Required work –
Search the records for the string "price", then copy each line where it appears.

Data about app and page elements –
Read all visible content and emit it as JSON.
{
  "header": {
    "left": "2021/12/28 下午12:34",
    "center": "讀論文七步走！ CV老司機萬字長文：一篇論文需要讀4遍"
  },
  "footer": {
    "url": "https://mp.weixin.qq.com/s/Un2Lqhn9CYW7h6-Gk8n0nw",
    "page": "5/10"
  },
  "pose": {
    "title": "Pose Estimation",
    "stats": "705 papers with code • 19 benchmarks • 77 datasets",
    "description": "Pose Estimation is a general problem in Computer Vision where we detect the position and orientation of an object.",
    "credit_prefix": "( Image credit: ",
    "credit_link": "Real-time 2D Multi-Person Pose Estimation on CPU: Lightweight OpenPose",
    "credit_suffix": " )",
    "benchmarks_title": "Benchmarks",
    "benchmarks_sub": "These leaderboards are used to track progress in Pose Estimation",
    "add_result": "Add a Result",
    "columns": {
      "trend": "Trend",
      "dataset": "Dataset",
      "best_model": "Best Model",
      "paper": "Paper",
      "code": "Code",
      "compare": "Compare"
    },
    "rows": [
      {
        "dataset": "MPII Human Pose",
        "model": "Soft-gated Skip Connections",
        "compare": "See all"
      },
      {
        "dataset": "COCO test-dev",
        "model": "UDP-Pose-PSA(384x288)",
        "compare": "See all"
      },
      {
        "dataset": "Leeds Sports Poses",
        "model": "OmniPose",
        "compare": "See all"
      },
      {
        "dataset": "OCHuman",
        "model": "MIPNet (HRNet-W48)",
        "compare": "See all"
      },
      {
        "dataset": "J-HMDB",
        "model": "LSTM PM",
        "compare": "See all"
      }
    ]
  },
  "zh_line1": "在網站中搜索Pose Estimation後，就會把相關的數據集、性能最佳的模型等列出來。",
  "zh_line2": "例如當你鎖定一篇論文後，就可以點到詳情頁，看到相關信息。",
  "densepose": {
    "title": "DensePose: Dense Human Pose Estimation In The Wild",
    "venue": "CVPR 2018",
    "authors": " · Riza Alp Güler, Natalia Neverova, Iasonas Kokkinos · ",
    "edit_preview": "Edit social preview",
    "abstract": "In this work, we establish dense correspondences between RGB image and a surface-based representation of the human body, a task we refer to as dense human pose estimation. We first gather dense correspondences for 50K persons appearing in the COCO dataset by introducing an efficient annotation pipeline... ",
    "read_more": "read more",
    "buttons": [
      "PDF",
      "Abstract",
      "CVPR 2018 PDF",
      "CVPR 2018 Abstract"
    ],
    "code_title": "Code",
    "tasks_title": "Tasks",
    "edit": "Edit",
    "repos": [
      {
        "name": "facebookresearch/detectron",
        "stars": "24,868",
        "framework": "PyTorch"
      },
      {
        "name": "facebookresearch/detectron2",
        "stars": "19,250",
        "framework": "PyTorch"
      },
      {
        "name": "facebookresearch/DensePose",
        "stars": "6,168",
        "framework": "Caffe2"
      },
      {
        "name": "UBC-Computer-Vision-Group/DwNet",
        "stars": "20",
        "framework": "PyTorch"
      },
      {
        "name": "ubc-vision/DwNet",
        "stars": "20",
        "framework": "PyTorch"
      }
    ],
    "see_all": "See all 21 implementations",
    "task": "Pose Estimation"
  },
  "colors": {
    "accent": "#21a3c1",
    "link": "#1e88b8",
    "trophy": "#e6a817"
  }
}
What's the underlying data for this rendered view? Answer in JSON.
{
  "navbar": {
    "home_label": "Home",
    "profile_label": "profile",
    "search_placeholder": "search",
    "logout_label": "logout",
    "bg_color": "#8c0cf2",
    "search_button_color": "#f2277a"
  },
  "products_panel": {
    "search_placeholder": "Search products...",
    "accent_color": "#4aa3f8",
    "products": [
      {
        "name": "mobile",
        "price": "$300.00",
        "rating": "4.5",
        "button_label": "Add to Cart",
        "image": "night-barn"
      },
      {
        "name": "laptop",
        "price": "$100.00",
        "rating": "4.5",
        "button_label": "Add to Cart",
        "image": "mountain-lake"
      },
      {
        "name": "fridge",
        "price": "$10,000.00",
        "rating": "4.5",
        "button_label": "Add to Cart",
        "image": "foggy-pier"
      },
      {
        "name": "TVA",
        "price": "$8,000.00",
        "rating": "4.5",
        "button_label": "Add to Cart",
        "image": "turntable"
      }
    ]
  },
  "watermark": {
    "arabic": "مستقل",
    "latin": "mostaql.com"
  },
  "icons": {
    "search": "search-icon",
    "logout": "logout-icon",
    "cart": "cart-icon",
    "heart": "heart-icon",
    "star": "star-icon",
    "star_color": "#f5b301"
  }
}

Solution below –
        "price": "$300.00",
        "price": "$100.00",
        "price": "$10,000.00",
        "price": "$8,000.00",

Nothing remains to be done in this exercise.